Work instruction:
Find every line below with the word "JSON". Then give only how many there are.

Collected data entries:
====

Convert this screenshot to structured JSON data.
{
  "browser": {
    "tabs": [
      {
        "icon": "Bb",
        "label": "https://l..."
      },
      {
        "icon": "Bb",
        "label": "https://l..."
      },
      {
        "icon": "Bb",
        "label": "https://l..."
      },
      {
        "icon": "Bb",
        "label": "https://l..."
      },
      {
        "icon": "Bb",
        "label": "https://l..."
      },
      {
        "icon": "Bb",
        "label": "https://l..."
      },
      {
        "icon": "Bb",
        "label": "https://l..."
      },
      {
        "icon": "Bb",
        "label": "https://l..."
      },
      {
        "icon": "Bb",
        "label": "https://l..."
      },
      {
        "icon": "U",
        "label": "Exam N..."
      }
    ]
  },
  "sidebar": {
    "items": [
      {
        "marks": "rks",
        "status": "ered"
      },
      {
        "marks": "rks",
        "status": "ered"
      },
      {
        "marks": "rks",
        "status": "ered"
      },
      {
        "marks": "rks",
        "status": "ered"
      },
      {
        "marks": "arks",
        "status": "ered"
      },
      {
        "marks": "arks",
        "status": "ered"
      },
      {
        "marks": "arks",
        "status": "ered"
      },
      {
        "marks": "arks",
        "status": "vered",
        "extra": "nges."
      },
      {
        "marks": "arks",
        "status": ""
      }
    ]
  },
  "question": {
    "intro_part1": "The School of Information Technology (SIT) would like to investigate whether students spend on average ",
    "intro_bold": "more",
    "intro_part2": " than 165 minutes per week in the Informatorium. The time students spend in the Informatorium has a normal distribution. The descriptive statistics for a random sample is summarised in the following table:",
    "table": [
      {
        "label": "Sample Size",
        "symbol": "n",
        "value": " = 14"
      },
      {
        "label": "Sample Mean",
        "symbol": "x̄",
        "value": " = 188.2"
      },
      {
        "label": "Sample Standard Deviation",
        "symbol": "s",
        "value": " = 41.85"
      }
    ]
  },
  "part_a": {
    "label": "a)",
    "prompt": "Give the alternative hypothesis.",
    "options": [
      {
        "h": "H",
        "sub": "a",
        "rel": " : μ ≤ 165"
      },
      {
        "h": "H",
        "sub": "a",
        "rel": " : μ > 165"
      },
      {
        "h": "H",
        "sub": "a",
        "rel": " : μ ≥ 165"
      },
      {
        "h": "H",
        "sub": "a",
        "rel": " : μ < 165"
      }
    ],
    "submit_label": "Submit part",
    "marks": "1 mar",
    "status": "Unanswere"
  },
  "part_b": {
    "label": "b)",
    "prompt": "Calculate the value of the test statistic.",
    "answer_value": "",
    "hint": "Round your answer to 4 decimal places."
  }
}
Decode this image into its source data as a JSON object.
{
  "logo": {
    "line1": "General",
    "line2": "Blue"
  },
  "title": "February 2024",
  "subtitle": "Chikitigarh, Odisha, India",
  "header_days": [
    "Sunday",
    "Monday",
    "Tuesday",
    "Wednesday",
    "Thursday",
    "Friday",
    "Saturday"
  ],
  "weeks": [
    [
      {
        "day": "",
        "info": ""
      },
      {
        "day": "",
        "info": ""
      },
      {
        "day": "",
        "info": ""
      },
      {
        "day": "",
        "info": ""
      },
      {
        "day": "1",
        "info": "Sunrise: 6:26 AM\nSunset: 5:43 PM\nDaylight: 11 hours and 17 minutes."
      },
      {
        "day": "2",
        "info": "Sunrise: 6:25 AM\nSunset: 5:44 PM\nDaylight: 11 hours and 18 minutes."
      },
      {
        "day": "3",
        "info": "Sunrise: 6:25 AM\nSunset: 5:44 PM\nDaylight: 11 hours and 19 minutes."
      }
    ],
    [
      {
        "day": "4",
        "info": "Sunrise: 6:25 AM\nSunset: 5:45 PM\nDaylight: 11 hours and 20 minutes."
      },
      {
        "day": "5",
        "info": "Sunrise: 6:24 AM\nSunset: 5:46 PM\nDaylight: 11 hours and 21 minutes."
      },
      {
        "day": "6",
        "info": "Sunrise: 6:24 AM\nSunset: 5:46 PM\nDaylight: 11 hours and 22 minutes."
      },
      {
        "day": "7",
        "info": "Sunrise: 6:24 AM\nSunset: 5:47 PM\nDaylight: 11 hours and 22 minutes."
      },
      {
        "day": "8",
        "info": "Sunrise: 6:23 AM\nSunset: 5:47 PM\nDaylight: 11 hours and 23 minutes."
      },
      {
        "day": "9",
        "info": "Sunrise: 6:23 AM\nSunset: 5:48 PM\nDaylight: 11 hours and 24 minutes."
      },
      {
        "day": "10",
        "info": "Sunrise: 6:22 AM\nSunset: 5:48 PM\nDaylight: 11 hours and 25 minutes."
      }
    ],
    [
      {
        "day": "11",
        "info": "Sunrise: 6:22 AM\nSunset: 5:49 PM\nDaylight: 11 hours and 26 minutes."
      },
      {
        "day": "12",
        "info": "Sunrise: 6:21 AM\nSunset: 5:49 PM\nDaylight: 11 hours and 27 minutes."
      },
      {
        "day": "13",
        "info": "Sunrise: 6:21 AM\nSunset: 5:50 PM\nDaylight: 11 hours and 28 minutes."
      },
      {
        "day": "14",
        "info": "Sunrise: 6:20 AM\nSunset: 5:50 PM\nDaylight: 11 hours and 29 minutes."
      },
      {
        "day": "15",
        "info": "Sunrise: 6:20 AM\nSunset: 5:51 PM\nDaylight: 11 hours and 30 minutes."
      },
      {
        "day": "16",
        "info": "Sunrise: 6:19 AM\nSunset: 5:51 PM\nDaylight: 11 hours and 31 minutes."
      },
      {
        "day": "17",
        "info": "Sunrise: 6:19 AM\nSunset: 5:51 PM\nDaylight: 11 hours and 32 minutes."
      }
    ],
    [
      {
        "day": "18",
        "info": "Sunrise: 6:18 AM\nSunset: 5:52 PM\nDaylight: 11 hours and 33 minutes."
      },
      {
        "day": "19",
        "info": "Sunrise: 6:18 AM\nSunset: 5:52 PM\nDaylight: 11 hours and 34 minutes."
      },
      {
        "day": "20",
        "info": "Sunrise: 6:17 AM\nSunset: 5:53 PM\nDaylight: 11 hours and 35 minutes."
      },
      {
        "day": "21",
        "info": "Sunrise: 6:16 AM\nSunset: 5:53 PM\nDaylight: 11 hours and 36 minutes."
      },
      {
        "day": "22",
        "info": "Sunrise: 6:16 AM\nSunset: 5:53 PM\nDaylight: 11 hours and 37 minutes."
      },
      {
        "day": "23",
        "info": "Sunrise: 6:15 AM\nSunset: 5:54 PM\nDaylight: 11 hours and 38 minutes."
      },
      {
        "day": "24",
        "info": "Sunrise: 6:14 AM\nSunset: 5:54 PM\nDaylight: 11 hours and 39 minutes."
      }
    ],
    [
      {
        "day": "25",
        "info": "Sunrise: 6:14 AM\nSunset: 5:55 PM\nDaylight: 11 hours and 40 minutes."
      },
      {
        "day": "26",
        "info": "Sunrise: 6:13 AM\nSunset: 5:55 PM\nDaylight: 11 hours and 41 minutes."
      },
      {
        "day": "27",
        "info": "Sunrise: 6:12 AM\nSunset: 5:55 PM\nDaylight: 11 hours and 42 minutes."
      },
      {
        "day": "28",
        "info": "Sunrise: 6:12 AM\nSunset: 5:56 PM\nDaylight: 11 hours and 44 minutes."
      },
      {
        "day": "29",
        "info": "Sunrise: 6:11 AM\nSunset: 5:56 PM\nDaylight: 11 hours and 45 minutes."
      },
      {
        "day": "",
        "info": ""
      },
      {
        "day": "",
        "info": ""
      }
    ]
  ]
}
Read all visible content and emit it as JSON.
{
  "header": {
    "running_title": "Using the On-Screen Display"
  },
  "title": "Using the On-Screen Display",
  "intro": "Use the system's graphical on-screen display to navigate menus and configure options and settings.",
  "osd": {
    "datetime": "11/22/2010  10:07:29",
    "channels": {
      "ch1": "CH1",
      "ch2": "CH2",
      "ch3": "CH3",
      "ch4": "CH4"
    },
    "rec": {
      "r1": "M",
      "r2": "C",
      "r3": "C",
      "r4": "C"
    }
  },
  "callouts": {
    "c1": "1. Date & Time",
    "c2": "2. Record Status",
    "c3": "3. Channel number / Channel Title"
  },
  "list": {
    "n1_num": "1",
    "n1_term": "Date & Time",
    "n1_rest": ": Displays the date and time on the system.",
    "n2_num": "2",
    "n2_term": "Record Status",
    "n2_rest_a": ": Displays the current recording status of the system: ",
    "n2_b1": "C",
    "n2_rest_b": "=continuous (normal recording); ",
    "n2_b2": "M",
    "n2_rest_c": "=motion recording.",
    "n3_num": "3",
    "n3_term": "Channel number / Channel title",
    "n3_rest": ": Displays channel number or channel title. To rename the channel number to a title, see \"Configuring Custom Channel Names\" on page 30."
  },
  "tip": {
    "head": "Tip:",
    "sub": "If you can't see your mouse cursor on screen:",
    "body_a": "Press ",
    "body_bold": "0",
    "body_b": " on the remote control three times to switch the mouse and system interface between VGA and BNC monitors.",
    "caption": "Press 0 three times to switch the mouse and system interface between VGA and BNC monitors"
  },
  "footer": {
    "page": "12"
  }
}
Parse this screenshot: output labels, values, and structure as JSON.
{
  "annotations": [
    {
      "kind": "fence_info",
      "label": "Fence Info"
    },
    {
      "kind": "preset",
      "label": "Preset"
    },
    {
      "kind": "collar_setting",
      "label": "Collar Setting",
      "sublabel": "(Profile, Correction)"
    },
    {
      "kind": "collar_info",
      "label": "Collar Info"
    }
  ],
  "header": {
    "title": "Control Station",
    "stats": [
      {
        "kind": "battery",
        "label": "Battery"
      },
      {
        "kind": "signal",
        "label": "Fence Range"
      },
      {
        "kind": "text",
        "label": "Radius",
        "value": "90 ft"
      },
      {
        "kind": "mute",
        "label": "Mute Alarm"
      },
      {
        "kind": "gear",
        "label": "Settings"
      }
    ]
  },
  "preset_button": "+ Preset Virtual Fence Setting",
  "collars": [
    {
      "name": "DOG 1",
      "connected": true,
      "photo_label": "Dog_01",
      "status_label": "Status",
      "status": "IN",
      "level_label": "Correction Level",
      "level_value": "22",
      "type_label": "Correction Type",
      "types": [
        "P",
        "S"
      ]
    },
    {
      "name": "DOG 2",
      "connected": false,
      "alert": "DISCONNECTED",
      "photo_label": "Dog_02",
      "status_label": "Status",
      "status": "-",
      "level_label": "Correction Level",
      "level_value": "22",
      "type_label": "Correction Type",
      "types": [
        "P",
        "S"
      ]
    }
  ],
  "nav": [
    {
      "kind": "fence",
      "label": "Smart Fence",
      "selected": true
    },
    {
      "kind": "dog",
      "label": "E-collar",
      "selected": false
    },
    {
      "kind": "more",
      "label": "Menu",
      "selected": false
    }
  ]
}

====

Answer space:
4